■ What to produce ■
Copy each line of the data that has "dims" in it.

Data listing START

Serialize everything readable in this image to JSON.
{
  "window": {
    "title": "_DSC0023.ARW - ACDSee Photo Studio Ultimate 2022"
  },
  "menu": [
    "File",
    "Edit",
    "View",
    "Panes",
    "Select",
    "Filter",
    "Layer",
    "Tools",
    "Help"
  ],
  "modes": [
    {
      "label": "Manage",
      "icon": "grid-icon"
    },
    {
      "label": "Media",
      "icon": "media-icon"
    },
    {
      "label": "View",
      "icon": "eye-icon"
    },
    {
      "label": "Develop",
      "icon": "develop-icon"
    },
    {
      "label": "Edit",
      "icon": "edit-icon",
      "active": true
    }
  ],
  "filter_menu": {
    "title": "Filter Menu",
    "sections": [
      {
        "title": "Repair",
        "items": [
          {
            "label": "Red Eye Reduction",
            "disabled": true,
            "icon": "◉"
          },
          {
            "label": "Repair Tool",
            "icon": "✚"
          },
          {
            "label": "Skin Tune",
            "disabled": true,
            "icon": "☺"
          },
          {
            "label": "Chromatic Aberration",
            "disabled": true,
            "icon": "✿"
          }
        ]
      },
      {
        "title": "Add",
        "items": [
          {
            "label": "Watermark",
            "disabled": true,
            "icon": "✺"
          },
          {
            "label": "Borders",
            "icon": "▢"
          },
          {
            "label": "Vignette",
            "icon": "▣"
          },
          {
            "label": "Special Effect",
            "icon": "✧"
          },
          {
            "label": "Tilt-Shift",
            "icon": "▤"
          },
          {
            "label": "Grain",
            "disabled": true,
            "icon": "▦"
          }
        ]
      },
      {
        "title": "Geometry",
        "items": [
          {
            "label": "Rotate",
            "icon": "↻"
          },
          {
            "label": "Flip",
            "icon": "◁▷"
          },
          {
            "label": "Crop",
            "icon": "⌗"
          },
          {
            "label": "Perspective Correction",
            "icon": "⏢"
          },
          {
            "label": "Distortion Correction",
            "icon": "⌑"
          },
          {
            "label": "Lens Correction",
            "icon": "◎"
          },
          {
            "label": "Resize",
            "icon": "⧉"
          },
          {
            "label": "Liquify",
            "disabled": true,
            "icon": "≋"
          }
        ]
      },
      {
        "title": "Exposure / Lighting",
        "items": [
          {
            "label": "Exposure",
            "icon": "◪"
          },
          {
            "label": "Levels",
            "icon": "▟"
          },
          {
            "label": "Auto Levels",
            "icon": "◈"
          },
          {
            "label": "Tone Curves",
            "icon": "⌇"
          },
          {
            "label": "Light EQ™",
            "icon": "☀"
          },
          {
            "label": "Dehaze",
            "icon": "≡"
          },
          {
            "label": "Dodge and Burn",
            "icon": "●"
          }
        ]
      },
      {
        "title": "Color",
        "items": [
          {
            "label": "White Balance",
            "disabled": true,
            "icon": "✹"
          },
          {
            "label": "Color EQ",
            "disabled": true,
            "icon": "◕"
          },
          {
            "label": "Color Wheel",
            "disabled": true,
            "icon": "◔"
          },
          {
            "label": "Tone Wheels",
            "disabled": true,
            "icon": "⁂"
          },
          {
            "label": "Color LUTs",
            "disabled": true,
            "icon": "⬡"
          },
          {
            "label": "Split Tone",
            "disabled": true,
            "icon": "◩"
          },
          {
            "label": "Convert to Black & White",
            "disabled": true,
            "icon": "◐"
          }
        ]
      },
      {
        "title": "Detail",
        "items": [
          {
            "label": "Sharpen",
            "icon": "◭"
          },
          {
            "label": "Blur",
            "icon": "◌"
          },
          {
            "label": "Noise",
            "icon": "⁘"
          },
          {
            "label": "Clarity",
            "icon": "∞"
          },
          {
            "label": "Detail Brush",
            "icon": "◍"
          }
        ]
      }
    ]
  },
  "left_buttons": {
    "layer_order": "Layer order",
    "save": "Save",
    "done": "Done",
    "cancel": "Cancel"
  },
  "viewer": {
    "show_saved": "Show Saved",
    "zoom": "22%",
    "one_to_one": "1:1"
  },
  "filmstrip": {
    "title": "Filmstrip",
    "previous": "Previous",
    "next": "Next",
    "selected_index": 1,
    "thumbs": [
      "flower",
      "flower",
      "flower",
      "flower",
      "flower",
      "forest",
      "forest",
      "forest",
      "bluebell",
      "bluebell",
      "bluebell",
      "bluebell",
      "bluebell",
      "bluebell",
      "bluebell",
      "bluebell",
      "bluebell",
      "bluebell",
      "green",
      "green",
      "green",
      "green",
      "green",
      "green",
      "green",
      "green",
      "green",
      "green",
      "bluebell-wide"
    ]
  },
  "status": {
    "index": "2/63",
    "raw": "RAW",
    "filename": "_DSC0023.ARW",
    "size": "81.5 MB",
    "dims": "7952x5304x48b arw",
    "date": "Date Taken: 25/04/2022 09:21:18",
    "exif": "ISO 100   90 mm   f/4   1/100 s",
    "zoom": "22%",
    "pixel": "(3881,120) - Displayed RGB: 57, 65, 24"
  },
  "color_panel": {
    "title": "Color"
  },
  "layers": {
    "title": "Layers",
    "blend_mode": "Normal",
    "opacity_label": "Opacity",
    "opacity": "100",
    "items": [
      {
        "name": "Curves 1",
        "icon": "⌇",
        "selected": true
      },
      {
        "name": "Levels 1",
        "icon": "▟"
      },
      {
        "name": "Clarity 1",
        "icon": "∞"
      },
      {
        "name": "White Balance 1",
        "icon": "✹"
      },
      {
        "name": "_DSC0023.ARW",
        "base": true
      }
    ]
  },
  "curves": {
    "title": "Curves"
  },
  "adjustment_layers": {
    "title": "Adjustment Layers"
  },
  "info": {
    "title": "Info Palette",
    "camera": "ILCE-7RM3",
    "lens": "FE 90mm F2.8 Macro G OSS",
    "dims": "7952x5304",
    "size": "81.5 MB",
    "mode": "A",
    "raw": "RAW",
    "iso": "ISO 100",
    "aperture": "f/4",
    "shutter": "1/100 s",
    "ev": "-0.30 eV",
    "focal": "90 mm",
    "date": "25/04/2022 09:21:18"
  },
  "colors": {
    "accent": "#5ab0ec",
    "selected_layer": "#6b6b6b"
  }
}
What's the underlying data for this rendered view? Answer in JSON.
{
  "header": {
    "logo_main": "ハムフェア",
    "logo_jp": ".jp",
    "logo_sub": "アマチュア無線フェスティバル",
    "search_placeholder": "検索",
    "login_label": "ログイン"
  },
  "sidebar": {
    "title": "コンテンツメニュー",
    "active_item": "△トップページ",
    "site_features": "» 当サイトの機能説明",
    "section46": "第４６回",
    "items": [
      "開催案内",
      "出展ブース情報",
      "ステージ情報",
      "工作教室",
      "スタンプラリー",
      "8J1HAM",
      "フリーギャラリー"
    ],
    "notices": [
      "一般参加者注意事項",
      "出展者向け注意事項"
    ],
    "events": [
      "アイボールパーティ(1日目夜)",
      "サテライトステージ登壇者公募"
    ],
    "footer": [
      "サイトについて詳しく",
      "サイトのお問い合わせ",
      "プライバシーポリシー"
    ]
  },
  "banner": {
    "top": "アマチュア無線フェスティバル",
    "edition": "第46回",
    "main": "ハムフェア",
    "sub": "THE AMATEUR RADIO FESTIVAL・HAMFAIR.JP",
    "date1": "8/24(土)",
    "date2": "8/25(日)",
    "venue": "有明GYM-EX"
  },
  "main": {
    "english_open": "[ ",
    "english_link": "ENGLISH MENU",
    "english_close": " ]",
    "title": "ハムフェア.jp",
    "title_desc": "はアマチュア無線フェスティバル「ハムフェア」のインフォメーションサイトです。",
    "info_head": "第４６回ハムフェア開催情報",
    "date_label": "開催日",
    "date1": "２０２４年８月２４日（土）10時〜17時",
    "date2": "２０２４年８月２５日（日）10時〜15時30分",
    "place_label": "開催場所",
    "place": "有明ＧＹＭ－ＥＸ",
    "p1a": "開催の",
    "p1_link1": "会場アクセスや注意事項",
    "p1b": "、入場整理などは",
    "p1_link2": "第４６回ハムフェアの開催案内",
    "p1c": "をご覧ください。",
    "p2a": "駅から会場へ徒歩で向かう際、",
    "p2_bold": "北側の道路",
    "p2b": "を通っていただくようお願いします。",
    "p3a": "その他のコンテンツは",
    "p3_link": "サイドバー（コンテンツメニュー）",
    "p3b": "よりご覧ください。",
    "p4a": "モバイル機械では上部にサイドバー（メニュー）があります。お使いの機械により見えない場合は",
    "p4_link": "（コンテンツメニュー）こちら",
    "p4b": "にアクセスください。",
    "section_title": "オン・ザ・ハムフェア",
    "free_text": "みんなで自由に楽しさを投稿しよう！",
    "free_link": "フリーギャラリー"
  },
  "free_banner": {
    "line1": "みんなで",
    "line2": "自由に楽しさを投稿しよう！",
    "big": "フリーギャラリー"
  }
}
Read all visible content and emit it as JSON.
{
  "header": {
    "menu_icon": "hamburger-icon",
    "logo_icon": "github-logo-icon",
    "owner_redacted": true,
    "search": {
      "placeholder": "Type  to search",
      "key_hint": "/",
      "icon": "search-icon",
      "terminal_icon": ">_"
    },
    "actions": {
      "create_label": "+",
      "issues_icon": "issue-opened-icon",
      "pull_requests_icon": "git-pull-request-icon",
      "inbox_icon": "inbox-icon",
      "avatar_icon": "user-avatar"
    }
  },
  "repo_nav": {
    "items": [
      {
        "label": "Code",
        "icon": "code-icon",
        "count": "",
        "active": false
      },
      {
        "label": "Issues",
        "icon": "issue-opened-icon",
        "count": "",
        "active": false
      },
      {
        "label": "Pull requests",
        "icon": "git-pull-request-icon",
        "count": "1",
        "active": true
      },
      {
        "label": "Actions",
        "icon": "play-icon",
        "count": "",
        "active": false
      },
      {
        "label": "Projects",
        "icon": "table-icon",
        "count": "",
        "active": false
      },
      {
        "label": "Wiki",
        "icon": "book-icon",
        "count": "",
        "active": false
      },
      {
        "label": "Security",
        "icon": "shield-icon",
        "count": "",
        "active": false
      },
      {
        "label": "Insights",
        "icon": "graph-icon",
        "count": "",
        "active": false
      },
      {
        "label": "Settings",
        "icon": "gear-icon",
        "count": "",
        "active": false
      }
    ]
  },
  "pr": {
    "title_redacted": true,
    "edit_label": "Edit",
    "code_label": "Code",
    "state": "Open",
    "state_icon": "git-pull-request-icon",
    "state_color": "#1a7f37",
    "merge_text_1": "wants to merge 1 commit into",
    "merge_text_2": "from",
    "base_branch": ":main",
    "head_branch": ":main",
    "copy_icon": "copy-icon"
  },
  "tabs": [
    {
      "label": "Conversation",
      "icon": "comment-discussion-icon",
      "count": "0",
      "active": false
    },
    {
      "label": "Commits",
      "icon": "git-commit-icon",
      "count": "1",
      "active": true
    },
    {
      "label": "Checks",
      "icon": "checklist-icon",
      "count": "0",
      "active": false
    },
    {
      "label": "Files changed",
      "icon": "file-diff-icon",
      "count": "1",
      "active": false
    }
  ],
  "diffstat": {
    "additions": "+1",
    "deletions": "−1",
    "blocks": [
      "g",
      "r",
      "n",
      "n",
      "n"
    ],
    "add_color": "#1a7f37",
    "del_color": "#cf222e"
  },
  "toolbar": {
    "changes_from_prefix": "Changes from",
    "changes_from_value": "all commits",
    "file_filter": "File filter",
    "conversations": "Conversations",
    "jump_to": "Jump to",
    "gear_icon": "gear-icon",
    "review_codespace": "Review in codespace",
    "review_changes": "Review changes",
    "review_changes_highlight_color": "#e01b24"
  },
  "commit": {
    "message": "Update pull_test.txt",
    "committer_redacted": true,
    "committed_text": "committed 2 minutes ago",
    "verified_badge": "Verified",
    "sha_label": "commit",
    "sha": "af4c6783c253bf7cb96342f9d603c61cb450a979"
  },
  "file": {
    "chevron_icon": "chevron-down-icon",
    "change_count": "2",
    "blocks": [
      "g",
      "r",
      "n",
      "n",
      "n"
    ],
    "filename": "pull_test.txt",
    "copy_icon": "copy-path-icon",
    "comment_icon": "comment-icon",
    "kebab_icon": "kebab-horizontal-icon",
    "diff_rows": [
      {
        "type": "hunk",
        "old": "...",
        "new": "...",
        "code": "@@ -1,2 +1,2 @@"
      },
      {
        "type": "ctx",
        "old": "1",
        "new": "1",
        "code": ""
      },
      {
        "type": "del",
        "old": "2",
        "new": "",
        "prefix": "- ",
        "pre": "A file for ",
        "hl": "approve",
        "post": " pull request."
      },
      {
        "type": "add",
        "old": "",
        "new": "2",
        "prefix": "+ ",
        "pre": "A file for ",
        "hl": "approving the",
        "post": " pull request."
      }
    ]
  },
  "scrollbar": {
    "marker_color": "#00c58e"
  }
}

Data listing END

■ Solution to this exercise ■
    "dims": "7952x5304x48b arw",
    "dims": "7952x5304",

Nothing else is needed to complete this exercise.